> WHAT TO PRODUCE
Return the full set of entries precisely. Do not carry over any pictures.

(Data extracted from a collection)
—————
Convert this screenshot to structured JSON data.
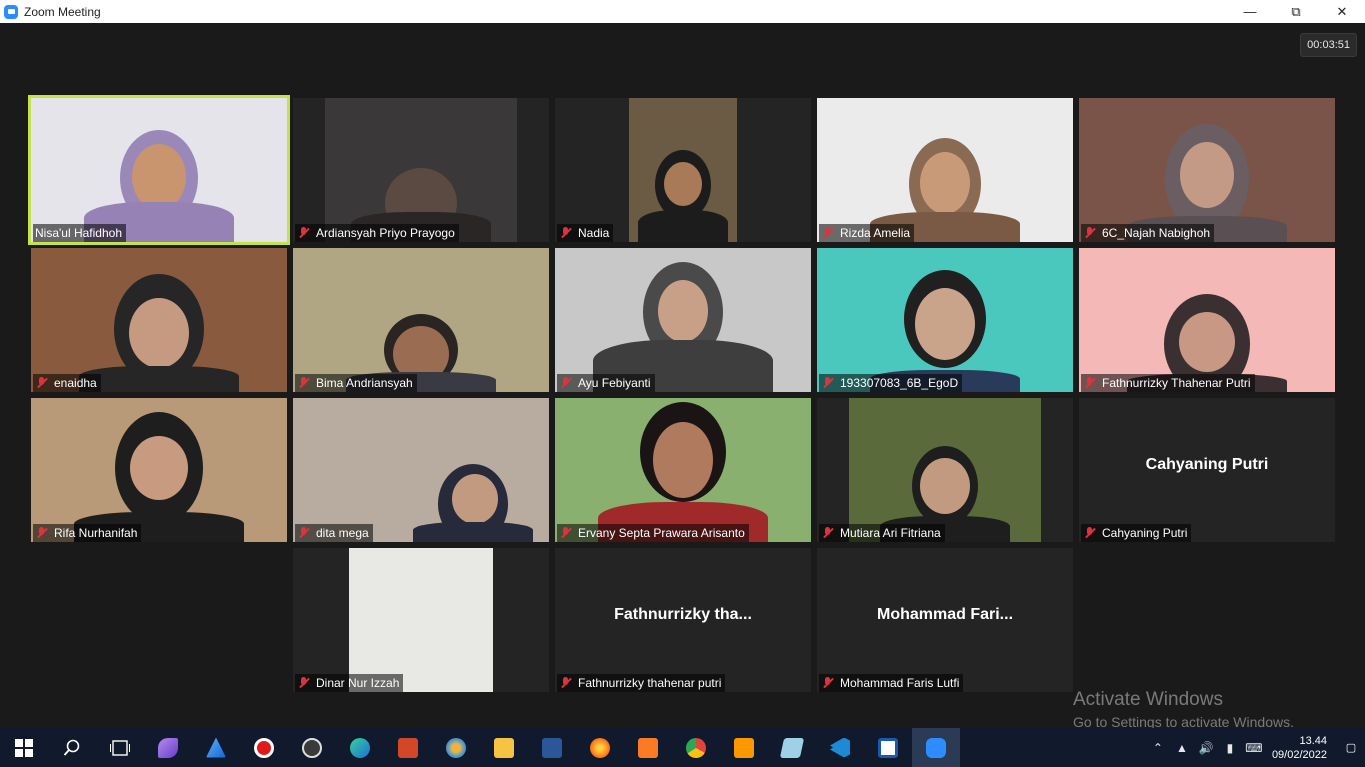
{
  "window": {
    "title": "Zoom Meeting",
    "minimize_icon": "minimize-icon",
    "restore_icon": "restore-icon",
    "close_icon": "close-icon"
  },
  "meeting": {
    "timer": "00:03:51",
    "participants": [
      {
        "name": "Nisa'ul Hafidhoh",
        "muted": false,
        "video": true,
        "active_speaker": true
      },
      {
        "name": "Ardiansyah Priyo Prayogo",
        "muted": true,
        "video": true
      },
      {
        "name": "Nadia",
        "muted": true,
        "video": true
      },
      {
        "name": "Rizda Amelia",
        "muted": true,
        "video": true
      },
      {
        "name": "6C_Najah Nabighoh",
        "muted": true,
        "video": true
      },
      {
        "name": "enaidha",
        "muted": true,
        "video": true
      },
      {
        "name": "Bima Andriansyah",
        "muted": true,
        "video": true
      },
      {
        "name": "Ayu Febiyanti",
        "muted": true,
        "video": true
      },
      {
        "name": "193307083_6B_EgoD",
        "muted": true,
        "video": true
      },
      {
        "name": "Fathnurrizky Thahenar Putri",
        "muted": true,
        "video": true
      },
      {
        "name": "Rifa Nurhanifah",
        "muted": true,
        "video": true
      },
      {
        "name": "dita mega",
        "muted": true,
        "video": true
      },
      {
        "name": "Ervany Septa Prawara Arisanto",
        "muted": true,
        "video": true
      },
      {
        "name": "Mutiara Ari Fitriana",
        "muted": true,
        "video": true
      },
      {
        "name": "Cahyaning Putri",
        "muted": true,
        "video": false,
        "display_name": "Cahyaning Putri"
      },
      {
        "name": "Dinar Nur Izzah",
        "muted": true,
        "video": true
      },
      {
        "name": "Fathnurrizky thahenar putri",
        "muted": true,
        "video": false,
        "display_name": "Fathnurrizky  tha..."
      },
      {
        "name": "Mohammad Faris Lutfi",
        "muted": true,
        "video": false,
        "display_name": "Mohammad  Fari..."
      }
    ]
  },
  "watermark": {
    "title": "Activate Windows",
    "subtitle": "Go to Settings to activate Windows."
  },
  "taskbar": {
    "icons": [
      "windows-start-icon",
      "search-icon",
      "task-view-icon",
      "pen-app-icon",
      "sail-app-icon",
      "record-icon",
      "obs-icon",
      "edge-icon",
      "powerpoint-icon",
      "davinci-icon",
      "file-explorer-icon",
      "word-icon",
      "firefox-icon",
      "xampp-icon",
      "chrome-icon",
      "sublime-icon",
      "notes-icon",
      "vscode-icon",
      "dictionary-icon",
      "zoom-icon"
    ],
    "time": "13.44",
    "date": "09/02/2022"
  }
}
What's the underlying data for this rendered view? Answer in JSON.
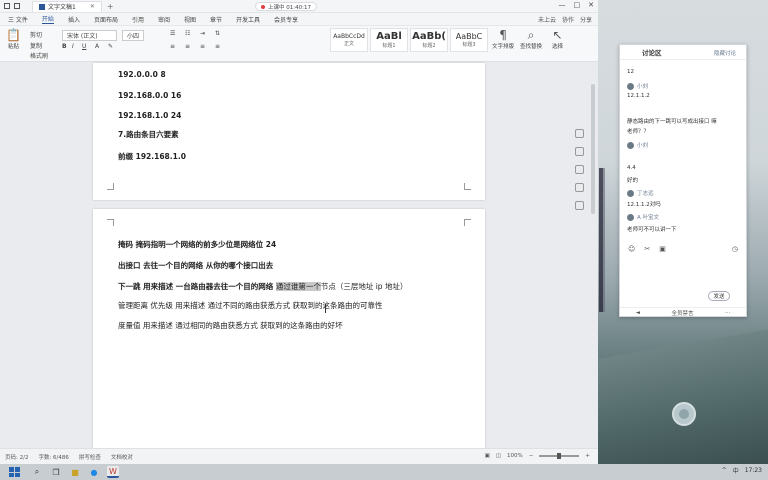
{
  "window": {
    "tab_title": "文字文稿1",
    "recording_badge": "上课中 01:40:17",
    "controls": [
      "—",
      "□",
      "✕"
    ]
  },
  "menu": {
    "items": [
      "三 文件",
      "开始",
      "插入",
      "页面布局",
      "引用",
      "审阅",
      "视图",
      "章节",
      "开发工具",
      "会员专享"
    ],
    "active_index": 1,
    "right_items": [
      "未上云",
      "协作",
      "分享"
    ]
  },
  "ribbon": {
    "paste": "粘贴",
    "cut": "剪切",
    "copy": "复制",
    "format_painter": "格式刷",
    "font_name": "宋体 (正文)",
    "font_size": "小四",
    "style_previews": [
      {
        "preview": "AaBbCcDd",
        "label": "正文",
        "big": false
      },
      {
        "preview": "AaBl",
        "label": "标题1",
        "big": true
      },
      {
        "preview": "AaBb(",
        "label": "标题2",
        "big": true
      },
      {
        "preview": "AaBbC",
        "label": "标题3",
        "big": false
      }
    ],
    "text_tools": "文字排版",
    "find_replace": "查找替换",
    "select": "选择"
  },
  "document": {
    "page1_lines": [
      "192.0.0.0 8",
      "192.168.0.0 16",
      "192.168.1.0 24",
      "7.路由条目六要素",
      "前缀  192.168.1.0"
    ],
    "page2": {
      "line1": "掩码  掩码指明一个网络的前多少位是网络位  24",
      "line2": "出接口  去往一个目的网络  从你的哪个接口出去",
      "line3_a": "下一跳   用来描述   一台路由器去往一个目的网络   ",
      "line3_hl": "通过谁第一个",
      "line3_b": "节点（三层地址 ip 地址）",
      "line4": "管理距离  优先级    用来描述  通过不同的路由获悉方式  获取到的这条路由的可靠性",
      "line5": "度量值   用来描述   通过相同的路由获悉方式  获取到的这条路由的好坏"
    }
  },
  "status": {
    "page": "页码: 2/2",
    "words": "字数: 6/486",
    "spell": "拼写检查",
    "doc_check": "文档校对",
    "zoom": "100%"
  },
  "chat": {
    "title": "讨论区",
    "subtitle": "隐藏讨论",
    "messages": [
      {
        "type": "text",
        "text": "12"
      },
      {
        "type": "name",
        "text": "小刘"
      },
      {
        "type": "text",
        "text": "12.1.1.2"
      },
      {
        "type": "text",
        "text": "静态路由的下一跳可以写成出接口 嘛"
      },
      {
        "type": "text",
        "text": "老师？？"
      },
      {
        "type": "name",
        "text": "小刘"
      },
      {
        "type": "text",
        "text": "4.4"
      },
      {
        "type": "text",
        "text": "好的"
      },
      {
        "type": "name",
        "text": "丁志远"
      },
      {
        "type": "text",
        "text": "12.1.1.2对吗"
      },
      {
        "type": "name",
        "text": "A 叶宝文"
      },
      {
        "type": "text",
        "text": "老师可不可以讲一下"
      }
    ],
    "send_label": "发送",
    "footer": [
      "◄",
      "全员禁言",
      "···"
    ]
  },
  "taskbar": {
    "icons": [
      "搜索",
      "任务视图",
      "文件夹",
      "浏览器",
      "WPS"
    ],
    "tray": [
      "^",
      "中",
      "17:23"
    ]
  }
}
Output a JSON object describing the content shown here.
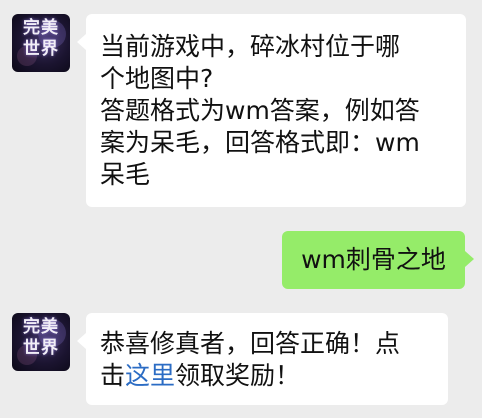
{
  "messages": [
    {
      "sender": "game-account",
      "avatar_logo_top": "完美",
      "avatar_logo_bottom": "世界",
      "lines": [
        "当前游戏中，碎冰村位于哪",
        "个地图中?",
        "答题格式为wm答案，例如答",
        "案为呆毛，回答格式即：wm",
        "呆毛"
      ]
    },
    {
      "sender": "user",
      "text": "wm刺骨之地"
    },
    {
      "sender": "game-account",
      "avatar_logo_top": "完美",
      "avatar_logo_bottom": "世界",
      "line1": "恭喜修真者，回答正确！点",
      "line2_prefix": "击",
      "link_text": "这里",
      "line2_suffix": "领取奖励！"
    }
  ],
  "colors": {
    "background": "#ececec",
    "incoming_bubble": "#ffffff",
    "outgoing_bubble": "#95ec69",
    "link": "#2b6cc4"
  }
}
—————
> EXERCISE RESULT
Convert this screenshot to structured JSON data.
{
  "window": {
    "title": "Zoom Meeting",
    "minimize_icon": "minimize-icon",
    "restore_icon": "restore-icon",
    "close_icon": "close-icon"
  },
  "meeting": {
    "timer": "00:03:51",
    "participants": [
      {
        "name": "Nisa'ul Hafidhoh",
        "muted": false,
        "video": true,
        "active_speaker": true
      },
      {
        "name": "Ardiansyah Priyo Prayogo",
        "muted": true,
        "video": true
      },
      {
        "name": "Nadia",
        "muted": true,
        "video": true
      },
      {
        "name": "Rizda Amelia",
        "muted": true,
        "video": true
      },
      {
        "name": "6C_Najah Nabighoh",
        "muted": true,
        "video": true
      },
      {
        "name": "enaidha",
        "muted": true,
        "video": true
      },
      {
        "name": "Bima Andriansyah",
        "muted": true,
        "video": true
      },
      {
        "name": "Ayu Febiyanti",
        "muted": true,
        "video": true
      },
      {
        "name": "193307083_6B_EgoD",
        "muted": true,
        "video": true
      },
      {
        "name": "Fathnurrizky Thahenar Putri",
        "muted": true,
        "video": true
      },
      {
        "name": "Rifa Nurhanifah",
        "muted": true,
        "video": true
      },
      {
        "name": "dita mega",
        "muted": true,
        "video": true
      },
      {
        "name": "Ervany Septa Prawara Arisanto",
        "muted": true,
        "video": true
      },
      {
        "name": "Mutiara Ari Fitriana",
        "muted": true,
        "video": true
      },
      {
        "name": "Cahyaning Putri",
        "muted": true,
        "video": false,
        "display_name": "Cahyaning Putri"
      },
      {
        "name": "Dinar Nur Izzah",
        "muted": true,
        "video": true
      },
      {
        "name": "Fathnurrizky thahenar putri",
        "muted": true,
        "video": false,
        "display_name": "Fathnurrizky  tha..."
      },
      {
        "name": "Mohammad Faris Lutfi",
        "muted": true,
        "video": false,
        "display_name": "Mohammad  Fari..."
      }
    ]
  },
  "watermark": {
    "title": "Activate Windows",
    "subtitle": "Go to Settings to activate Windows."
  },
  "taskbar": {
    "icons": [
      "windows-start-icon",
      "search-icon",
      "task-view-icon",
      "pen-app-icon",
      "sail-app-icon",
      "record-icon",
      "obs-icon",
      "edge-icon",
      "powerpoint-icon",
      "davinci-icon",
      "file-explorer-icon",
      "word-icon",
      "firefox-icon",
      "xampp-icon",
      "chrome-icon",
      "sublime-icon",
      "notes-icon",
      "vscode-icon",
      "dictionary-icon",
      "zoom-icon"
    ],
    "time": "13.44",
    "date": "09/02/2022"
  }
}
What's the underlying data for this rendered view? Answer in JSON.
{
  "window": {
    "tab_title": "文字文稿1",
    "recording_badge": "上课中 01:40:17",
    "controls": [
      "—",
      "□",
      "✕"
    ]
  },
  "menu": {
    "items": [
      "三 文件",
      "开始",
      "插入",
      "页面布局",
      "引用",
      "审阅",
      "视图",
      "章节",
      "开发工具",
      "会员专享"
    ],
    "active_index": 1,
    "right_items": [
      "未上云",
      "协作",
      "分享"
    ]
  },
  "ribbon": {
    "paste": "粘贴",
    "cut": "剪切",
    "copy": "复制",
    "format_painter": "格式刷",
    "font_name": "宋体 (正文)",
    "font_size": "小四",
    "style_previews": [
      {
        "preview": "AaBbCcDd",
        "label": "正文",
        "big": false
      },
      {
        "preview": "AaBl",
        "label": "标题1",
        "big": true
      },
      {
        "preview": "AaBb(",
        "label": "标题2",
        "big": true
      },
      {
        "preview": "AaBbC",
        "label": "标题3",
        "big": false
      }
    ],
    "text_tools": "文字排版",
    "find_replace": "查找替换",
    "select": "选择"
  },
  "document": {
    "page1_lines": [
      "192.0.0.0 8",
      "192.168.0.0 16",
      "192.168.1.0 24",
      "7.路由条目六要素",
      "前缀  192.168.1.0"
    ],
    "page2": {
      "line1": "掩码  掩码指明一个网络的前多少位是网络位  24",
      "line2": "出接口  去往一个目的网络  从你的哪个接口出去",
      "line3_a": "下一跳   用来描述   一台路由器去往一个目的网络   ",
      "line3_hl": "通过谁第一个",
      "line3_b": "节点（三层地址 ip 地址）",
      "line4": "管理距离  优先级    用来描述  通过不同的路由获悉方式  获取到的这条路由的可靠性",
      "line5": "度量值   用来描述   通过相同的路由获悉方式  获取到的这条路由的好坏"
    }
  },
  "status": {
    "page": "页码: 2/2",
    "words": "字数: 6/486",
    "spell": "拼写检查",
    "doc_check": "文档校对",
    "zoom": "100%"
  },
  "chat": {
    "title": "讨论区",
    "subtitle": "隐藏讨论",
    "messages": [
      {
        "type": "text",
        "text": "12"
      },
      {
        "type": "name",
        "text": "小刘"
      },
      {
        "type": "text",
        "text": "12.1.1.2"
      },
      {
        "type": "text",
        "text": "静态路由的下一跳可以写成出接口 嘛"
      },
      {
        "type": "text",
        "text": "老师？？"
      },
      {
        "type": "name",
        "text": "小刘"
      },
      {
        "type": "text",
        "text": "4.4"
      },
      {
        "type": "text",
        "text": "好的"
      },
      {
        "type": "name",
        "text": "丁志远"
      },
      {
        "type": "text",
        "text": "12.1.1.2对吗"
      },
      {
        "type": "name",
        "text": "A 叶宝文"
      },
      {
        "type": "text",
        "text": "老师可不可以讲一下"
      }
    ],
    "send_label": "发送",
    "footer": [
      "◄",
      "全员禁言",
      "···"
    ]
  },
  "taskbar": {
    "icons": [
      "搜索",
      "任务视图",
      "文件夹",
      "浏览器",
      "WPS"
    ],
    "tray": [
      "^",
      "中",
      "17:23"
    ]
  }
}
Output a JSON object describing the content shown here.
{
  "messages": [
    {
      "sender": "game-account",
      "avatar_logo_top": "完美",
      "avatar_logo_bottom": "世界",
      "lines": [
        "当前游戏中，碎冰村位于哪",
        "个地图中?",
        "答题格式为wm答案，例如答",
        "案为呆毛，回答格式即：wm",
        "呆毛"
      ]
    },
    {
      "sender": "user",
      "text": "wm刺骨之地"
    },
    {
      "sender": "game-account",
      "avatar_logo_top": "完美",
      "avatar_logo_bottom": "世界",
      "line1": "恭喜修真者，回答正确！点",
      "line2_prefix": "击",
      "link_text": "这里",
      "line2_suffix": "领取奖励！"
    }
  ],
  "colors": {
    "background": "#ececec",
    "incoming_bubble": "#ffffff",
    "outgoing_bubble": "#95ec69",
    "link": "#2b6cc4"
  }
}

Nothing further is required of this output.